There’s a new post on the Pauling blog celebrating the one-hundredth anniversary of the birth of Ilya Prigogine.
“The attitude of Einstein toward science, for example, was to go beyond the reality of the moment. He wanted to transcend time…for him science was an introduction to a timeless reality beyond the illusion of becoming. My own attitude is very different because, to some extent, I want to feel the evolution of things. I don’t believe in transcending, but in being embedded in a reality that is temporal.”
Nobel laureate Ilya Prigogine (1917-2003) is best known today for his work in thermodynamics and especially for his focus on the concepts of irreversibility and dissipative structures. He was a champion of non-equilibrium thermodynamics, compelled by a lifelong fascination with biology’s apparent denial of the principals of physics, and his work is often described as having attempted to marry thermodynamics – particularly the concept of entropy – to biological evolution.
Read the whole post on the Pauling Blog.
The suckering of corn was a common practice in the Victory Gardens grown in the county that year. Muriel White, a member of the 4-H Victory Garden Club, shows the proper way to do the job. Photo was used in the 1942 Klamath Annual Report.

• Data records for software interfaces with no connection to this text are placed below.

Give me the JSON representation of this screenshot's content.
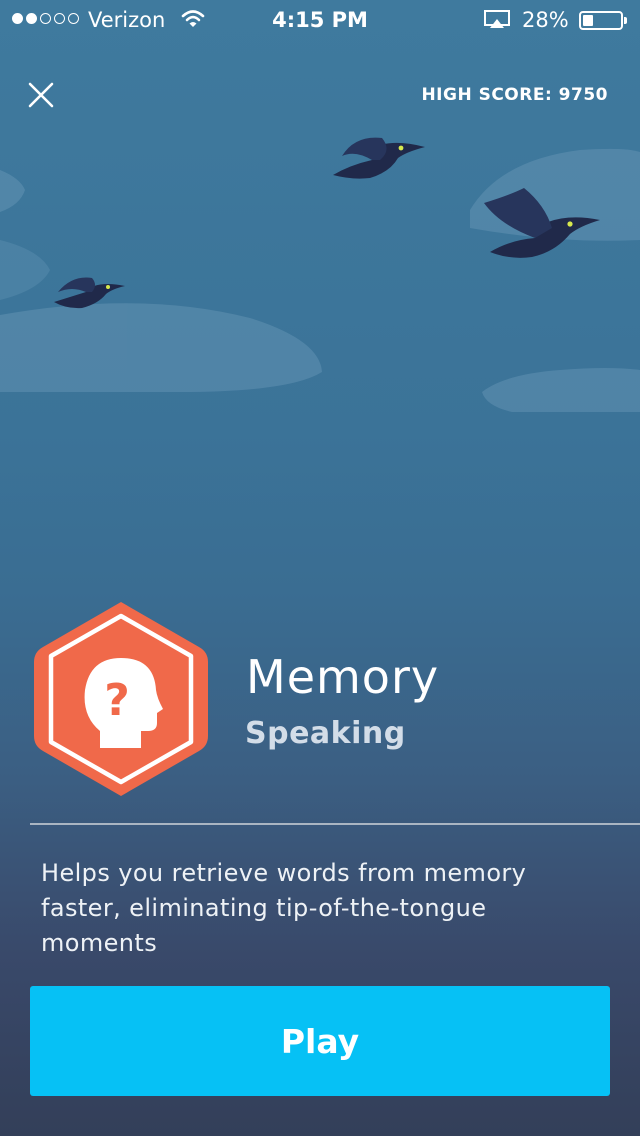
{
  "status_bar": {
    "signal_bars_filled": 2,
    "signal_bars_total": 5,
    "carrier": "Verizon",
    "time": "4:15 PM",
    "battery_percent": "28%",
    "battery_level": 0.28
  },
  "header": {
    "close_icon": "close-icon",
    "high_score_label": "HIGH SCORE: 9750"
  },
  "game": {
    "title": "Memory",
    "category": "Speaking",
    "icon": "brain-question-icon",
    "description": "Helps you retrieve words from memory faster, eliminating tip-of-the-tongue moments",
    "play_label": "Play"
  },
  "colors": {
    "badge": "#f0694a",
    "play_button": "#06c1f5",
    "sky_top": "#3f7a9e",
    "sky_bottom": "#333f59"
  }
}
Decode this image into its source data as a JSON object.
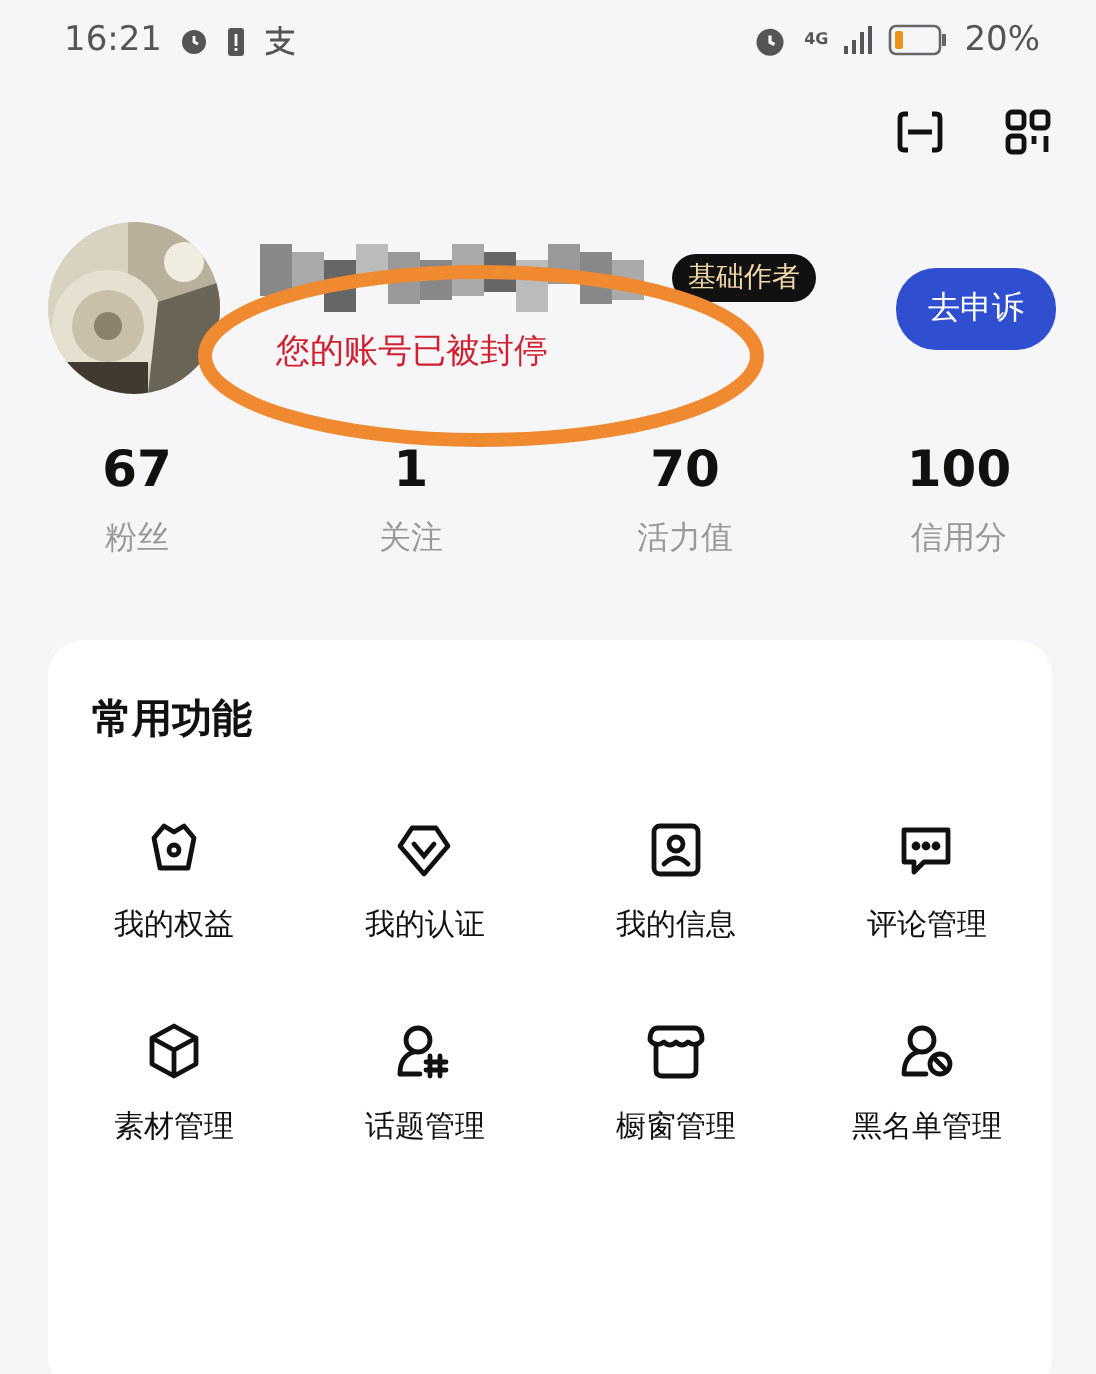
{
  "status_bar": {
    "time": "16:21",
    "network": "4G",
    "battery": "20%"
  },
  "profile": {
    "badge": "基础作者",
    "notice": "您的账号已被封停",
    "appeal_button": "去申诉"
  },
  "stats": [
    {
      "value": "67",
      "label": "粉丝"
    },
    {
      "value": "1",
      "label": "关注"
    },
    {
      "value": "70",
      "label": "活力值"
    },
    {
      "value": "100",
      "label": "信用分"
    }
  ],
  "features": {
    "title": "常用功能",
    "items": [
      {
        "kind": "crown",
        "label": "我的权益"
      },
      {
        "kind": "verify",
        "label": "我的认证"
      },
      {
        "kind": "profile",
        "label": "我的信息"
      },
      {
        "kind": "comment",
        "label": "评论管理"
      },
      {
        "kind": "cube",
        "label": "素材管理"
      },
      {
        "kind": "topic",
        "label": "话题管理"
      },
      {
        "kind": "shop",
        "label": "橱窗管理"
      },
      {
        "kind": "block",
        "label": "黑名单管理"
      }
    ]
  }
}
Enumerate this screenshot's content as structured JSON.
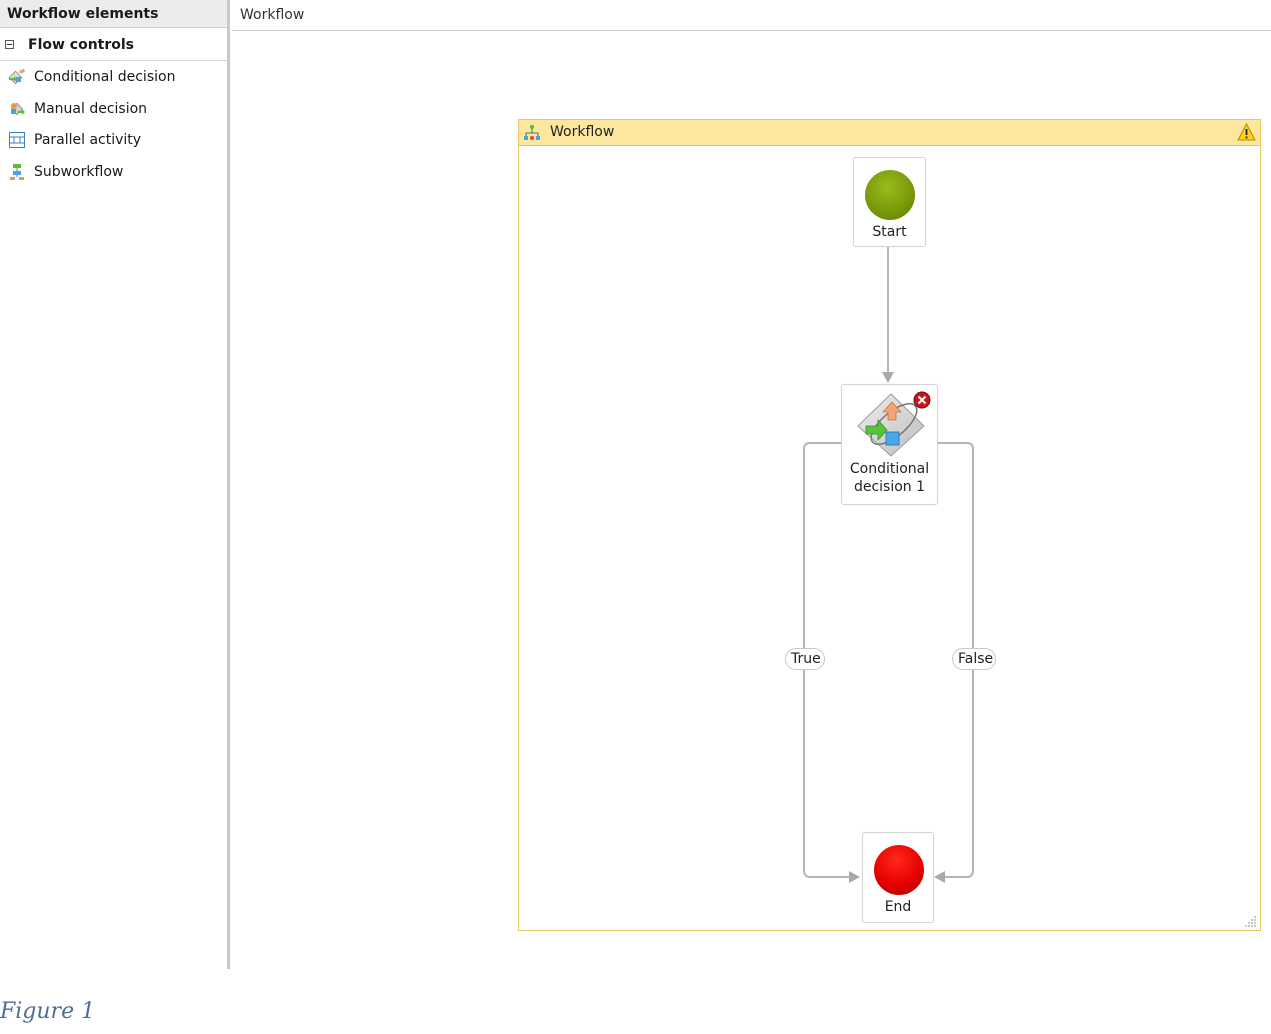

This week has been yet again, a series of interesting finds. With all of the research done last week regarding Food Research, the topic blended in with Food Technology. Because of this blending, I decided to hold off on furthering research on that aspect, and decided to pursue Home Gardening.
It’s been fascinating to see the different types of sources that touched on home gardening, whether it be during the World Wars and encouraging victory gardens to radio home garden segments.
Fun fact: The 4-H club used to have victory garden competitions! (You can even see the pictures in the 4-H Photograph Collection).
There’s a wide array of information, and it’s easy to get overwhelmed. I think the key thing I’ve learned from doing this LibGuide so far is to refine, refine, refine. Refining your searches helps you find the things you’re looking for. Also, thinking of the variations that you can use to find what you’re looking for. Having a thesaurus handy probably wouldn’t hurt while researching.
Check out the new OMA blog post on TOO BLACK’s workshop and performance.
As part of the 35th annual Dr. Martin Luther King, Jr. Celebration, the OMA was honored to collaborate with Diversity & Cultural Engagement, University Housing and Dining Services, and the School of History, Philosophy, & Religion, to organize the event “Speaking Justice” – a night of spoken word poetry by the OSU community and our feature artist, TOO BLACK, on Wednesday, January 18, 2017. And, in addition to the performance, the OMA was delighted to host the workshop “History of Race Relations at OSU” facilitated by TOO BLACK.
Read the whole post on the OMA blog.